§ **Work to be completed**
In the listing below, every entry should be duplicated exactly.

§ **Records for this task**
####################

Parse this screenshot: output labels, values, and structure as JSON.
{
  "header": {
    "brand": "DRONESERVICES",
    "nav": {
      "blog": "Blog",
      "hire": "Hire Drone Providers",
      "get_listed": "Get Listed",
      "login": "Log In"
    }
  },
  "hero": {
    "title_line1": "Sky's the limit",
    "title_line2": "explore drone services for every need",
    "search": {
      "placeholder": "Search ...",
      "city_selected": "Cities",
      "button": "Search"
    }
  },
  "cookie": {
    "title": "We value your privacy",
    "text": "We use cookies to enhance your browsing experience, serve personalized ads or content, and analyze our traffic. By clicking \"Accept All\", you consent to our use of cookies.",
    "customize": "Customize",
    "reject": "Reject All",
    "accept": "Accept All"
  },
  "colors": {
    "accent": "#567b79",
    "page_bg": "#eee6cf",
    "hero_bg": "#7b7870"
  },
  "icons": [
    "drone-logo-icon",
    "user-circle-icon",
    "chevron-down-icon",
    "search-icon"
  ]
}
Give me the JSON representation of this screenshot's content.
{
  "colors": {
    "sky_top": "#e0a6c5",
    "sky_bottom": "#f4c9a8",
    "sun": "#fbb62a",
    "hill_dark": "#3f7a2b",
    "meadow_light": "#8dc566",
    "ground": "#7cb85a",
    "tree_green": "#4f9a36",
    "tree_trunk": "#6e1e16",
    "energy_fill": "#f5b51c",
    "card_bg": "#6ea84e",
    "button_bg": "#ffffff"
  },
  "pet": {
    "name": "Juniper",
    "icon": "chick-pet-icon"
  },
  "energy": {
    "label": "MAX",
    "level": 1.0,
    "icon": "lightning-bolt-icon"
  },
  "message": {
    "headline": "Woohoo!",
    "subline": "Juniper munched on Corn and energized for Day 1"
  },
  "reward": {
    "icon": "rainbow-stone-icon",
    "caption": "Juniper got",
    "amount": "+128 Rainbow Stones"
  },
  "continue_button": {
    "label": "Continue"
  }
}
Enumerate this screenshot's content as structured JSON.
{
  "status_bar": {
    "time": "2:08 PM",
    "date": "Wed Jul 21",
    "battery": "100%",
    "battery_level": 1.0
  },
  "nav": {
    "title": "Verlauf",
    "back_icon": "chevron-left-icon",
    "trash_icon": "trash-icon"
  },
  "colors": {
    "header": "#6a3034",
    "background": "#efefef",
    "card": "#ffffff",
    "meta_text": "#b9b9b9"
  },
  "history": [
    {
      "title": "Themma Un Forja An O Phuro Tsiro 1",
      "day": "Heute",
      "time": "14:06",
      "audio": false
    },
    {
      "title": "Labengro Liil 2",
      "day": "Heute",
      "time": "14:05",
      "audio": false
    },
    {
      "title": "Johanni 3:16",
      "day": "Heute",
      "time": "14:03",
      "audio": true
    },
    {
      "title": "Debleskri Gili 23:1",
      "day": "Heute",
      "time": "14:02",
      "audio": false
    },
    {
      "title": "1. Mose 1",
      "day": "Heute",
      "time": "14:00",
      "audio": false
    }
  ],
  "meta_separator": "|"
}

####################

§ **Exercise solution**
Parse this screenshot: output labels, values, and structure as JSON.
{
  "header": {
    "brand": "DRONESERVICES",
    "nav": {
      "blog": "Blog",
      "hire": "Hire Drone Providers",
      "get_listed": "Get Listed",
      "login": "Log In"
    }
  },
  "hero": {
    "title_line1": "Sky's the limit",
    "title_line2": "explore drone services for every need",
    "search": {
      "placeholder": "Search ...",
      "city_selected": "Cities",
      "button": "Search"
    }
  },
  "cookie": {
    "title": "We value your privacy",
    "text": "We use cookies to enhance your browsing experience, serve personalized ads or content, and analyze our traffic. By clicking \"Accept All\", you consent to our use of cookies.",
    "customize": "Customize",
    "reject": "Reject All",
    "accept": "Accept All"
  },
  "colors": {
    "accent": "#567b79",
    "page_bg": "#eee6cf",
    "hero_bg": "#7b7870"
  },
  "icons": [
    "drone-logo-icon",
    "user-circle-icon",
    "chevron-down-icon",
    "search-icon"
  ]
}
Give me the JSON representation of this screenshot's content.
{
  "colors": {
    "sky_top": "#e0a6c5",
    "sky_bottom": "#f4c9a8",
    "sun": "#fbb62a",
    "hill_dark": "#3f7a2b",
    "meadow_light": "#8dc566",
    "ground": "#7cb85a",
    "tree_green": "#4f9a36",
    "tree_trunk": "#6e1e16",
    "energy_fill": "#f5b51c",
    "card_bg": "#6ea84e",
    "button_bg": "#ffffff"
  },
  "pet": {
    "name": "Juniper",
    "icon": "chick-pet-icon"
  },
  "energy": {
    "label": "MAX",
    "level": 1.0,
    "icon": "lightning-bolt-icon"
  },
  "message": {
    "headline": "Woohoo!",
    "subline": "Juniper munched on Corn and energized for Day 1"
  },
  "reward": {
    "icon": "rainbow-stone-icon",
    "caption": "Juniper got",
    "amount": "+128 Rainbow Stones"
  },
  "continue_button": {
    "label": "Continue"
  }
}
Enumerate this screenshot's content as structured JSON.
{
  "status_bar": {
    "time": "2:08 PM",
    "date": "Wed Jul 21",
    "battery": "100%",
    "battery_level": 1.0
  },
  "nav": {
    "title": "Verlauf",
    "back_icon": "chevron-left-icon",
    "trash_icon": "trash-icon"
  },
  "colors": {
    "header": "#6a3034",
    "background": "#efefef",
    "card": "#ffffff",
    "meta_text": "#b9b9b9"
  },
  "history": [
    {
      "title": "Themma Un Forja An O Phuro Tsiro 1",
      "day": "Heute",
      "time": "14:06",
      "audio": false
    },
    {
      "title": "Labengro Liil 2",
      "day": "Heute",
      "time": "14:05",
      "audio": false
    },
    {
      "title": "Johanni 3:16",
      "day": "Heute",
      "time": "14:03",
      "audio": true
    },
    {
      "title": "Debleskri Gili 23:1",
      "day": "Heute",
      "time": "14:02",
      "audio": false
    },
    {
      "title": "1. Mose 1",
      "day": "Heute",
      "time": "14:00",
      "audio": false
    }
  ],
  "meta_separator": "|"
}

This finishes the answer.